DESCRIPTION OF THE TASK.
Which lines in the records below mention the word "Number"? Copy each one out.

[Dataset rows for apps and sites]

···

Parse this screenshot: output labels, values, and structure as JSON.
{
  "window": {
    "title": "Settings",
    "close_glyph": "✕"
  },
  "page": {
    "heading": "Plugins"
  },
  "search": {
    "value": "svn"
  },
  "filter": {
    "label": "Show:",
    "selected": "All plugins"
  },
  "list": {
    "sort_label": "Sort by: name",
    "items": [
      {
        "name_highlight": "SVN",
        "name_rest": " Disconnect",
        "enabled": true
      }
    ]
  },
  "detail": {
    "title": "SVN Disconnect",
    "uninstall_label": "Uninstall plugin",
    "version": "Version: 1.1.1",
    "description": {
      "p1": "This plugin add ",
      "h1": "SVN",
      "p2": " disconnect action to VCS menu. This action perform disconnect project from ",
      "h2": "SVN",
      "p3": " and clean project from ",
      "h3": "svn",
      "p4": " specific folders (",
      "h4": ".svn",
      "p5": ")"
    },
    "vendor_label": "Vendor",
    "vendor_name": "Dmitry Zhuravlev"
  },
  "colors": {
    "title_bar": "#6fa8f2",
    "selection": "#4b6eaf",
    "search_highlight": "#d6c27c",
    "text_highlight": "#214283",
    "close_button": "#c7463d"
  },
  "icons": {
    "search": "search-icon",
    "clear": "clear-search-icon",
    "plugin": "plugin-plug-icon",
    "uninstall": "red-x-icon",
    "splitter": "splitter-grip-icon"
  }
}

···

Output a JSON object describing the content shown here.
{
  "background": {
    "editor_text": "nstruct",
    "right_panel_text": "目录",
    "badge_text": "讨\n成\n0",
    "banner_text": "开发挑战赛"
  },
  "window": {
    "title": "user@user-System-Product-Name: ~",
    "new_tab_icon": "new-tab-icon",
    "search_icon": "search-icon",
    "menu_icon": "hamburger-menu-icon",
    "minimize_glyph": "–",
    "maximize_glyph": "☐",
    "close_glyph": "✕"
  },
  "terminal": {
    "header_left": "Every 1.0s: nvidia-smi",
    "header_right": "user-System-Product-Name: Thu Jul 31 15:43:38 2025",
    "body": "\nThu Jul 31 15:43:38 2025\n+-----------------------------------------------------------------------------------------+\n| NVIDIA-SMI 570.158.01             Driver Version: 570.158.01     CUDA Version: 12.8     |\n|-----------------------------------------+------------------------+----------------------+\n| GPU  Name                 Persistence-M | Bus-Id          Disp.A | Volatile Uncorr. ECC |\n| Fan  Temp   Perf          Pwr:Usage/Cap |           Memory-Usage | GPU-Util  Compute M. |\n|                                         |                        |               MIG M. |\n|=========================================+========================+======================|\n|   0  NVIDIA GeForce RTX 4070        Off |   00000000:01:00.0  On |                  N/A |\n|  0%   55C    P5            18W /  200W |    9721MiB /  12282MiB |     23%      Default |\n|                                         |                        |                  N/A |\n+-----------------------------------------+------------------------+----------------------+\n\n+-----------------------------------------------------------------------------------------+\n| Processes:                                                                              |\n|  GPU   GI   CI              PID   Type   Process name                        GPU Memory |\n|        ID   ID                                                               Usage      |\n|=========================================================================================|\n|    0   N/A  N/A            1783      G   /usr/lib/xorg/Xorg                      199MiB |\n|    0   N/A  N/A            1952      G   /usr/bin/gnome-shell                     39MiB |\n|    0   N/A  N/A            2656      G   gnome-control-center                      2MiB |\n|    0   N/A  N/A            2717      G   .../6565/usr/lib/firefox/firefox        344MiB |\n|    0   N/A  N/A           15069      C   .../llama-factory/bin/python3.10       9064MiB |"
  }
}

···

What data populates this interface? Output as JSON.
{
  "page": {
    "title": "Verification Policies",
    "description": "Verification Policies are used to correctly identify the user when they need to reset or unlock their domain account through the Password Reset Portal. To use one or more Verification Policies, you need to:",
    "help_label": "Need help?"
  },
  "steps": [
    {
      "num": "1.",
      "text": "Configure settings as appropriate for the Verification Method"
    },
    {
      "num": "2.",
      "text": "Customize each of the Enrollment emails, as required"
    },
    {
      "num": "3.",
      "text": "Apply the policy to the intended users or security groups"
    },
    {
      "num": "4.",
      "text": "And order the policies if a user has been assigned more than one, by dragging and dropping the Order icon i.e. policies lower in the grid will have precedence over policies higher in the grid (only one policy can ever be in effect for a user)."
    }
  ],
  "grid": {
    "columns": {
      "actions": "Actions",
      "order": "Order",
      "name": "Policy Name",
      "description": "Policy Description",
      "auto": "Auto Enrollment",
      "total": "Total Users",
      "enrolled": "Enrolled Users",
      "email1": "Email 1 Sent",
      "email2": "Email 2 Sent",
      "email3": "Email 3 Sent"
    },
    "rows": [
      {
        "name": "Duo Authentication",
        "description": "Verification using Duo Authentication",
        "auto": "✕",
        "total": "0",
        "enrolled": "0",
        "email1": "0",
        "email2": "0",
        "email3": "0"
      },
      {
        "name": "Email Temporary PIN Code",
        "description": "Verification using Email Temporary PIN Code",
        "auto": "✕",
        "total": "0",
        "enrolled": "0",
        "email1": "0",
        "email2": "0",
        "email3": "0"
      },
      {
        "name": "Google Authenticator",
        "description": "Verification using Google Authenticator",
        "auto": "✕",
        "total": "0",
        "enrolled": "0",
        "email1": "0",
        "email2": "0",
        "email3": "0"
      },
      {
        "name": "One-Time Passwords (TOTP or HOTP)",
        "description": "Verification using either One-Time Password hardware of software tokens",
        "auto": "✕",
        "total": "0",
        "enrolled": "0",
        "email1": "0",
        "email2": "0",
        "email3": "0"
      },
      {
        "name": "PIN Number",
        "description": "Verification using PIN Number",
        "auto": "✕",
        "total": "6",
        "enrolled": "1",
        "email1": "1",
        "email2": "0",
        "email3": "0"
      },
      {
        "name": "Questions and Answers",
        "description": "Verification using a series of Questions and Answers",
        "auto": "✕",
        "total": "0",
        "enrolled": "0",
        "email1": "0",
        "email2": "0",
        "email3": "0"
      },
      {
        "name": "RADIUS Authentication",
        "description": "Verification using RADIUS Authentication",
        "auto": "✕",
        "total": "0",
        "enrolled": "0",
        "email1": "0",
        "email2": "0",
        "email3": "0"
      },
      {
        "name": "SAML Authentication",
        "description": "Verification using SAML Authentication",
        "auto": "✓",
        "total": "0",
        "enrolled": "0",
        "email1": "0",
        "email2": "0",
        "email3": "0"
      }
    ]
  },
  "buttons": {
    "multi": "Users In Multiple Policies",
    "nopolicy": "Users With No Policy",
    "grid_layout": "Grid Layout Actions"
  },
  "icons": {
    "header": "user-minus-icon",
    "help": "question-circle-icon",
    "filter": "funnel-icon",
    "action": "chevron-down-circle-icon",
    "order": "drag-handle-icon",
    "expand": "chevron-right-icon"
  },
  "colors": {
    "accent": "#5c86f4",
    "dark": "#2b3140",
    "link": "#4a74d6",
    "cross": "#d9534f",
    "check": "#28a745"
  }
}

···

RESPONSE TO THE EXERCISE.
        "name": "PIN Number",
        "description": "Verification using PIN Number",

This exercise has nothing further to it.